[Source data]
· · · · · · ·

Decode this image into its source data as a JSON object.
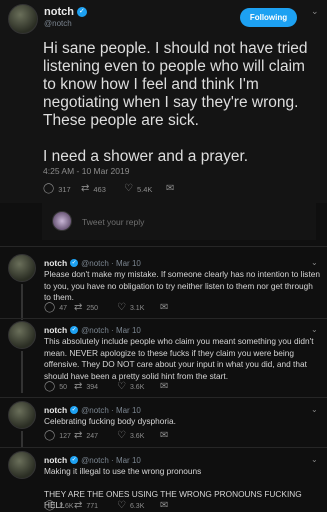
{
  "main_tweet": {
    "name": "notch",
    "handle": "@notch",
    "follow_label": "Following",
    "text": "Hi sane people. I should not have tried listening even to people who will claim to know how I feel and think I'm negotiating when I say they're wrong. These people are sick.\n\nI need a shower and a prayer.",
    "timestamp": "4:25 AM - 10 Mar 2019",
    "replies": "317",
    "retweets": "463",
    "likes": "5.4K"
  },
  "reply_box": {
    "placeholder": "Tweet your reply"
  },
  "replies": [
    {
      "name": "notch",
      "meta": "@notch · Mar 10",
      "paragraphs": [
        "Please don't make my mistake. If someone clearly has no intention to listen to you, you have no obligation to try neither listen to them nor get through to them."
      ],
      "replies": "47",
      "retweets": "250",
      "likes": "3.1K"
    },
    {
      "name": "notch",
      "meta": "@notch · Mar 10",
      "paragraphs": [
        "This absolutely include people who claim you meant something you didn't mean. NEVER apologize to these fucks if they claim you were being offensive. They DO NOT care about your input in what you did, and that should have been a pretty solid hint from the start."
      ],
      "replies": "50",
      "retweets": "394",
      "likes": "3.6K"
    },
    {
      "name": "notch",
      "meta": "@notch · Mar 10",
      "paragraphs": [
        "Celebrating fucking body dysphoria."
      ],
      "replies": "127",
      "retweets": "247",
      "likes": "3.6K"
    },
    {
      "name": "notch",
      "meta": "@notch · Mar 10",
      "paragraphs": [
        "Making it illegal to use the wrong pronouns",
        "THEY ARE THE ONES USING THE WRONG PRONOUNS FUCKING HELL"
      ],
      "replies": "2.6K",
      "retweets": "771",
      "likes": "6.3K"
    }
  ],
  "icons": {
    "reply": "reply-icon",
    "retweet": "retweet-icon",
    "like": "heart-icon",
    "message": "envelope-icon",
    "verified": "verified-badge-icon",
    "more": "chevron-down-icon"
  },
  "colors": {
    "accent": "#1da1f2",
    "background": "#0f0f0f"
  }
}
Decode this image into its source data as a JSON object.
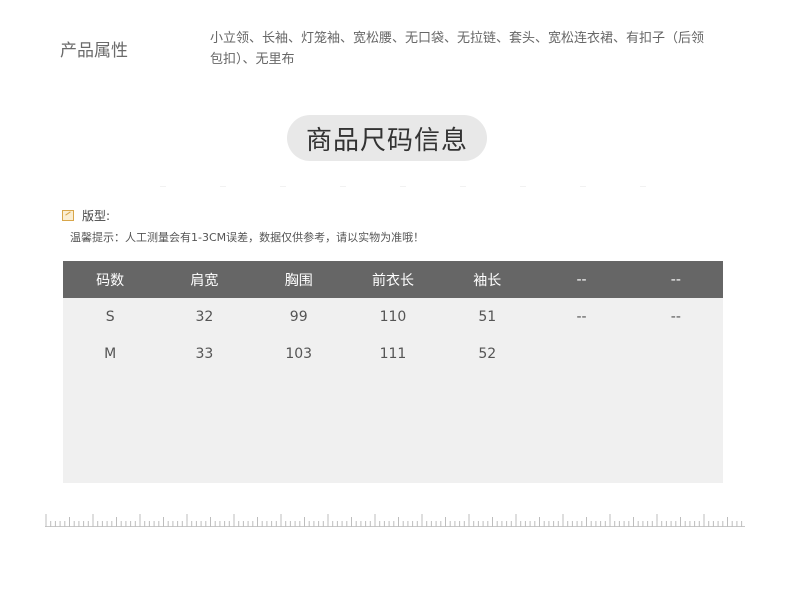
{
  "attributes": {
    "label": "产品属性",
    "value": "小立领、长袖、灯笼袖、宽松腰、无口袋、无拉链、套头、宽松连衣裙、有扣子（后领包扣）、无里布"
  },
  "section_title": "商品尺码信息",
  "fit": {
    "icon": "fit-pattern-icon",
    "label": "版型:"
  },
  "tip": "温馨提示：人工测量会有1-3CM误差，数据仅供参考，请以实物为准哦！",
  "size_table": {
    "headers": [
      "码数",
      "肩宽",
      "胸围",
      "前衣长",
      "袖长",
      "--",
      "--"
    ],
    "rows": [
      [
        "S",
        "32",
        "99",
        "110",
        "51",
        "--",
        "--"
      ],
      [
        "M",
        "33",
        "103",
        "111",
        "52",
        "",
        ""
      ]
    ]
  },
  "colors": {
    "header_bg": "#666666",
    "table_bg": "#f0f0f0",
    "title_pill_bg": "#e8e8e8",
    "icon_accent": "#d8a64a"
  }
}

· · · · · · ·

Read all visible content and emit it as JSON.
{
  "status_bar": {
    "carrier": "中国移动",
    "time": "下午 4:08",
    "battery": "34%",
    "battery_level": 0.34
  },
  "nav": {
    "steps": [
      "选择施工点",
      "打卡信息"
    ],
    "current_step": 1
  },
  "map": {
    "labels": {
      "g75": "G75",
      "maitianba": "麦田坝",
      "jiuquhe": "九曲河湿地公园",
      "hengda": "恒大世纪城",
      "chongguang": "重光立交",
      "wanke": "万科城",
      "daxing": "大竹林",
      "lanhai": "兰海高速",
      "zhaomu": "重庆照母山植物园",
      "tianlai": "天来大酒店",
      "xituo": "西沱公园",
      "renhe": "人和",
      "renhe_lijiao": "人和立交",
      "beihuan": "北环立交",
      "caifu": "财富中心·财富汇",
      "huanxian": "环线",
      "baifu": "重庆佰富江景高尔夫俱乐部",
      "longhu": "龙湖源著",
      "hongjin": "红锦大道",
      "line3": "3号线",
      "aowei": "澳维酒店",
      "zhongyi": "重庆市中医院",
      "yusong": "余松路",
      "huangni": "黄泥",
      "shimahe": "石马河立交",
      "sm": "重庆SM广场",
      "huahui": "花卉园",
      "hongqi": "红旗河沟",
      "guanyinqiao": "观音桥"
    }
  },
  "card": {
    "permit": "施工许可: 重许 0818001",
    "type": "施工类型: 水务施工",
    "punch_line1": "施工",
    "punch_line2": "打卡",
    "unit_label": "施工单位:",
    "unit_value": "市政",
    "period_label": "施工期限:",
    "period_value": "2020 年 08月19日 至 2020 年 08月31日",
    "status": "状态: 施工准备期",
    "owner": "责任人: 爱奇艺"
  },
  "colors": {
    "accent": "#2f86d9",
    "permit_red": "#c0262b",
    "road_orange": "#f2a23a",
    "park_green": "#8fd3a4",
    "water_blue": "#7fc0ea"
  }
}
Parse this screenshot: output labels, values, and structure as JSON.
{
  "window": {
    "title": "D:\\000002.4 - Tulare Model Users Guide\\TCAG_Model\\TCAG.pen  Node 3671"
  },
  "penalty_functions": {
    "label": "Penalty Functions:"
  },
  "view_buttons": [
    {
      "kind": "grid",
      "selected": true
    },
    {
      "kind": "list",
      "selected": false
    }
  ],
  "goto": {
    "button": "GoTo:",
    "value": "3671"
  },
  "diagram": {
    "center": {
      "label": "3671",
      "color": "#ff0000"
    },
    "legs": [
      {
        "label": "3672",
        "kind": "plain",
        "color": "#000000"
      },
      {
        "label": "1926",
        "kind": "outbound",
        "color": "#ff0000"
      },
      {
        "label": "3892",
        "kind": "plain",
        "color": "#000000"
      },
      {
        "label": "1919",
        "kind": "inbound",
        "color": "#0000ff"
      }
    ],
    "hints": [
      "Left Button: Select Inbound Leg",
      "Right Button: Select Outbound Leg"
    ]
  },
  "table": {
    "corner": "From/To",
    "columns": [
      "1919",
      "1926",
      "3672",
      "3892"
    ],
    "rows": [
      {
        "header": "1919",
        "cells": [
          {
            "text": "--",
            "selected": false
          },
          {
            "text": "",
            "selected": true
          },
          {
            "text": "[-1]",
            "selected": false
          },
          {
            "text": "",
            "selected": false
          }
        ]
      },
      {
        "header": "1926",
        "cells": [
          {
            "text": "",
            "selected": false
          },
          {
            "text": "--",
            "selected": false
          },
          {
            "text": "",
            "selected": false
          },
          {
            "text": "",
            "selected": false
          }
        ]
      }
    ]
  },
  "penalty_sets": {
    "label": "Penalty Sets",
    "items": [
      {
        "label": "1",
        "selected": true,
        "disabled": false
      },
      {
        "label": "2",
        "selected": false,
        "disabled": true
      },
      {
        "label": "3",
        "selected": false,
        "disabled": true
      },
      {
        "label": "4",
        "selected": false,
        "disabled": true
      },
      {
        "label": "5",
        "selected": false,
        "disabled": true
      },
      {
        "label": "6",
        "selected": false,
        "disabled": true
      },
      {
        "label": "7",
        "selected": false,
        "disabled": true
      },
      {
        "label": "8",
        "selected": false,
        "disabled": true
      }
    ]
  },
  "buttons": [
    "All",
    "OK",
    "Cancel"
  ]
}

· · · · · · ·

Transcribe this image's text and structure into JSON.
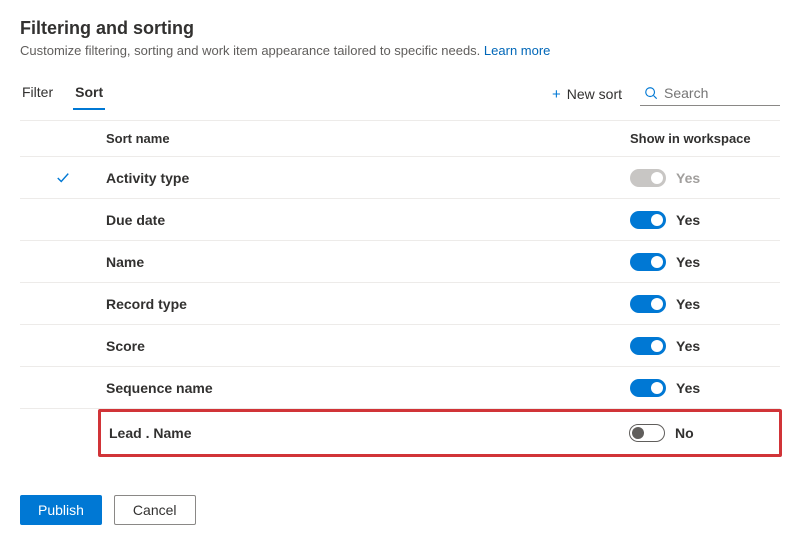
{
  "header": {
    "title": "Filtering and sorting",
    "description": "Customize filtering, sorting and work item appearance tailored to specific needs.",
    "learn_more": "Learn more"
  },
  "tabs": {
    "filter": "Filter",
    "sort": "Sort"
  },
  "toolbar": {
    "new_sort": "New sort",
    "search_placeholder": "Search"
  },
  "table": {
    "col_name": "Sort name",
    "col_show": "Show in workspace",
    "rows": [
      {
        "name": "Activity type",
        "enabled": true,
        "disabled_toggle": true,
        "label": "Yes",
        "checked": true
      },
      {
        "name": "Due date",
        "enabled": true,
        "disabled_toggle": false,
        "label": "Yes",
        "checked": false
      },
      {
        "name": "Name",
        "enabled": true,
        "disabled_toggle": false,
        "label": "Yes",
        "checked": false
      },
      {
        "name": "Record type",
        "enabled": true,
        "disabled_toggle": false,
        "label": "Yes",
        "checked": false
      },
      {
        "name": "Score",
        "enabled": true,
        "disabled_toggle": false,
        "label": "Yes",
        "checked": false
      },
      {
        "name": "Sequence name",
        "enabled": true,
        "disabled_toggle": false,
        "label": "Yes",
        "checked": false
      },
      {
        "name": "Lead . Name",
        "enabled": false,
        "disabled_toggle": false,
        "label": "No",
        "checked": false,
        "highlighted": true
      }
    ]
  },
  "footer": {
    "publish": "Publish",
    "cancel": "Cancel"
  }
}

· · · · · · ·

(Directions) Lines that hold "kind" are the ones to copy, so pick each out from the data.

(Exercise answer)
      "kind": "grid",
      "kind": "list",
        "kind": "plain",
        "kind": "outbound",
        "kind": "plain",
        "kind": "inbound",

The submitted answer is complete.